Montgomery County's own State Senator Richard Madaleno (District 18) has submitted Senate Bill 773, Community Health Air Act to the Maryland Senate. This is a critical piece of legislation that would start the process of regulating air pollution from CAFOs. What's a CAFO, you ask and are there any in Montgomery County?
CAFOs play a large role in providing you with food, although as of now, there aren't any in Montgomery County. "CAFO" is the acronym for a "concentrated animal feeding operation." They used to be called "farms," although there are big differences between a farm and a CAFO. In a CAFO, officially, per the U.S. Department of Agriculture, thousands of animals are raised in confined quarters, that is crowded exclusively indoors and fattened up for slaughter and delivery to our grocery stores and fast-food outlets. The use of CAFOs to raise animals for meat, eggs, and milk usually involves crowded, controlled indoor environments, antibiotics and unnatural feeds. There are many in Wicomico, Somerset, and Worcester counties on the Eastern Shore.
CAFOs and Waste
Managing the animal waste CAFOs generate is a significant environmental challenge. Some of the biggest CAFOs in the U.S. produce more waste than the entire human population of the nation. The waste is stored in lagoons and presents a huge risk to water quality and aquatic ecosystems, such as the Chesapeake Bay.
Senator Madaleno recognizes the need to address the risk CAFOs present to air quality also. In Maryland, industrial chicken operations emit damaging amounts of ammonia, hydrogen sulfide, methane, and particulate matter into the air. This has a deleterious effect on the environment, human health and the property values of homes in the neighborhoods of CAFOs. Among the effects are increases in rates of asthma and other respiratory illnesses in communities around these industrial chicken factories. Needless to say, the workers in CAFOs are prone to suffer from occupational respiratory illnesses.
So, What Can We Do?

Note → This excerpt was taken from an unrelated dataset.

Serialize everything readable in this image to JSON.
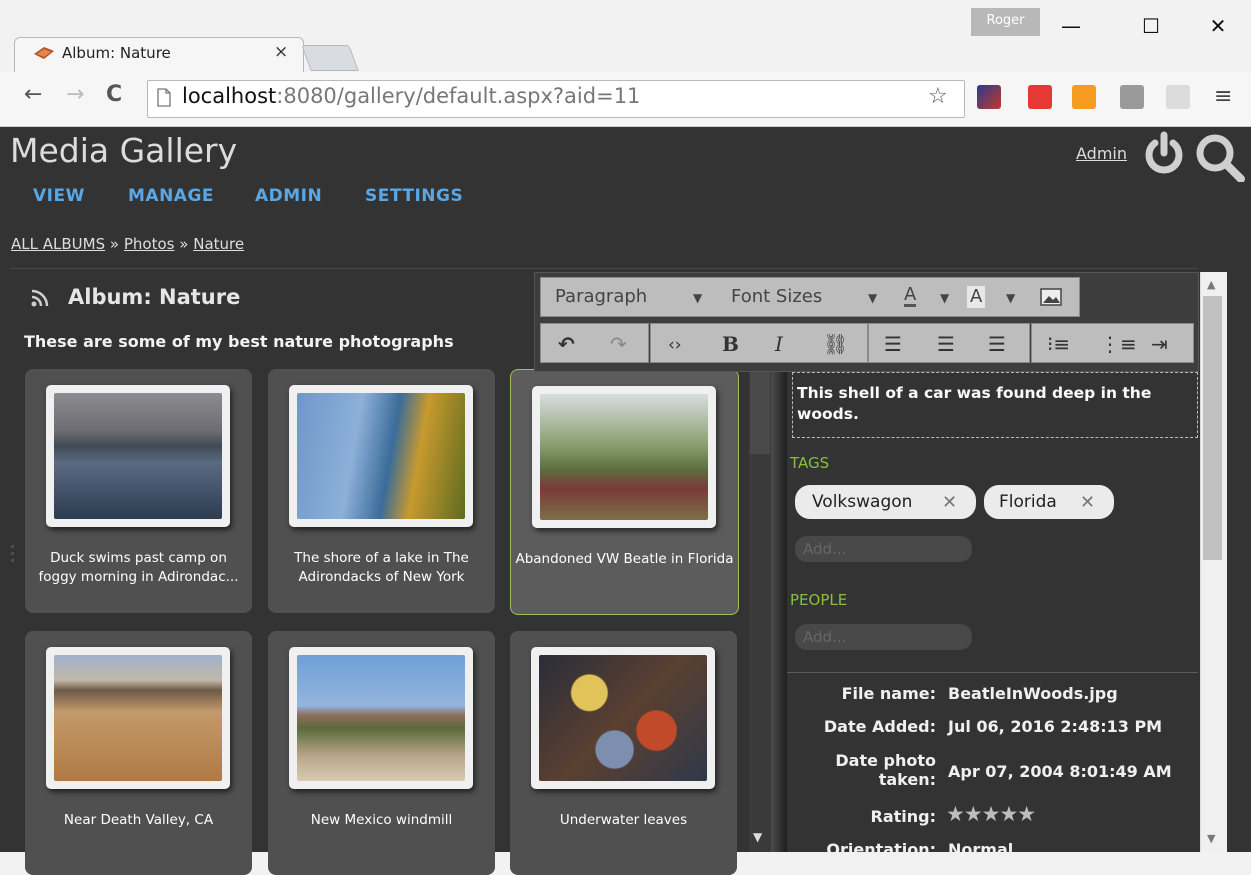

Currently CAFOs are subject to both state and federal regulation relating to water quality. In Maryland, however, they are not subject to regulation by the Maryland Department of the Environment (MDE) relating to air quality. Citizens in Worcester County recently challenged the MDE's approval of an industrial chicken plant there. The Maryland Department of the Environment said it only had to concern itself with water pollution but was not legally required to concern itself at all with the air pollution the facility would generate. Senator Madaleno wants to change this and establish the foundation for regulating CAFO air pollution.
His bill would require the MDE to start monitoring the air pollution belching out of the industrial poultry facilities located on Maryland's Eastern Shore. Specifically, MDE would conduct an environmental assessment of its own compliance and the compliance of CAFOs with state and federal air quality laws and regulations. Madaleno's bill would also require MDE to identify all air pollutants emitted from CAFOs in Maryland. It would ask the MDE to include air quality monitoring data from Maryland CAFOs in a report for the General Assembly due by October 1, 2018.
Representatives from industry have questioned why Senator Madaleno should involve himself in the issue as there are no poultry CAFOs in Montgomery County. But political observers note that not one state representative from the big three Maryland CAFO counties, Wicomico, Somerset, and Worcester Counties, has co-sponsored the bill with Madaleno. Apparently, the influence of the poultry industry is too great and may account for the unwillingness of senators from the area most affected to join in the regulatory effort. t will take an outsider to get the job done. Of course, it is also true that air pollution does not recognize geo-political boundaries.
What Can You Do?
Senator Madaleno wants to require regulation of the air pollution associated with CAFOs. Contact your own state legislative representatives and ask them to support Madaleno's bill. And question the source before you buy food at your local supermarket or fast food outlet.